On Sunday night the Academy of Motion Picture Arts and Sciences, amazingly, named Moonlight the Best Picture of 2016. It was a victory made all the more stunning by the circumstances: after La La Land was initially announced as the winner, producer Jordan Horowitz told a shocked audience that Moonlight had actually won the award. A hush passed over the crowd, before eventually giving way to raucous applause. Jimmy Kimmel cracked a joke about Steve Harvey, Warren Beatty meekly apologized, and Barry Jenkins, who could hardly contain his surprise, gave a speech that put a period on the whole night. “Very clearly, even in my dreams this could not be true,” he said. “But to hell with dreams. I’m done with it, ‘cause this is true.”
After a year of controversy, the Oscars ceremony seemed to signal that the Academy’s efforts to improve diversity are working — at least where black artists are concerned. But let’s be plain here: it’s not enough, not when women and other marginalized groups are still underrepresented. The progress made on Sunday night came after years of sustained criticism that forced the industry to improve itself. Until it’s not surprising that the best picture of the year actually wins Best Picture, there will always be work to be done.

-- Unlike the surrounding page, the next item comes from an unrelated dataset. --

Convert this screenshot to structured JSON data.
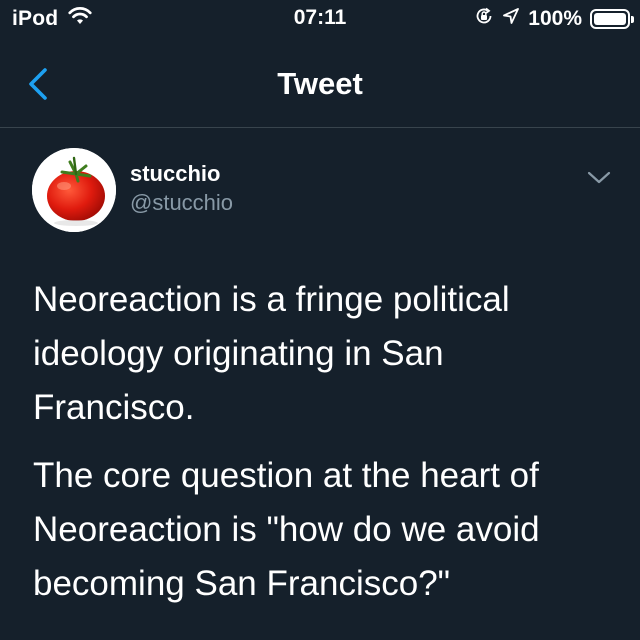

The Academy did manage to set a record even before the ceremony started, nominating six black actors for Oscar glory. For his role in Moonlight, Mahershala Ali took home the Best Supporting Actor Oscar, becoming the first Muslim actor ever to win an Academy Award. That fact alone made his one of the most important and politically relevant wins of the night.
And the milestones kept coming in. Viola Davis’ win for Best Supporting Actress in Fences made her the first black actress to earn an acting Emmy, a Tony, and an Oscar: Hollywood’s triple crown. Between Fences, Moonlight, and director Ezra Edelman’s Best Documentary winner O.J.: Made in America, the show produced more black winners than ever before. And by the end of the night, GLAAD president and CEO Sarah Kate Ellis cheered Moonlight for becoming the first LGBTQ film to win Best Picture.
But while we should celebrate these artists, we should temper our appreciation for the institution that finally hit these milestones. After all, how laudable is it really that more than three black actors won an Oscar in a single night, when the recipients are still overwhelmingly white? How can we cheer when deserving films that center LGBTQ lives still struggle to even compete? Meanwhile, let’s not forget the holes that still need filling. Lion’s Dev Patel was the first Indian actor in 13 years to receive a nomination, and the 13th Asian actor to get a nod overall. Rodrigo Prieto was the only Latinx nominee of the night for his work on Silence. Producer Joanna Natasegara was the only Oscar winner of Asian descent to win a competitive Academy Award, and, as my colleague Kaitlyn Tiffany pointed out, one of only four women outside of the acting categories to take home an award during the event.
Most telling is that there was shock over Moonlight’s win at all. Conventional wisdom in Hollywood held La La Land as the obvious favorite. Its 14 nominations tied All About Eve and Titanic, and both of those films won Best Picture. Damien Chazelle’s movie took top honors at award season shows like the Critics Choice Awards, the Directors Guild of America Awards, and the Golden Globes. And since it’s an escapist fantasy about Hollywood dreamers, it was seen as catnip for Academy voters. But as Vulture and Vox both point out, Moonlight is by far the more culturally relevant film, and after a year of public shaming and attempts at a cultural reboot in the Academy itself, it’s entirely possible that voters pushed harder for the film that seemed more in sync with our current political moment.
None of this suggests that Moonlight winning Best Picture shouldn’t be celebrated. The film is a moving, remarkable triumph, and deserved every award it won. But it won not just because it’s a stellar piece of art, but also because the Academy has been forced to reevaluate itself and its lackluster record of honoring work from non-white actors and filmmakers. That’s a sign that movements like #OscarsSoWhite are working, but rather than back off, it means that critics and audiences need to push that much harder. It means that while Hollywood still needs to do better in both making and honoring the work of people who aren’t straight cisgender white men, that improvement is possible — if the public demands it. And it means that until more perspectives are celebrated for their work in front of and behind the camera, scrutiny and protest will always be necessary.
Update 9pm ET: The article has been updated to clarify that Viola Davis’ triple crown is for acting.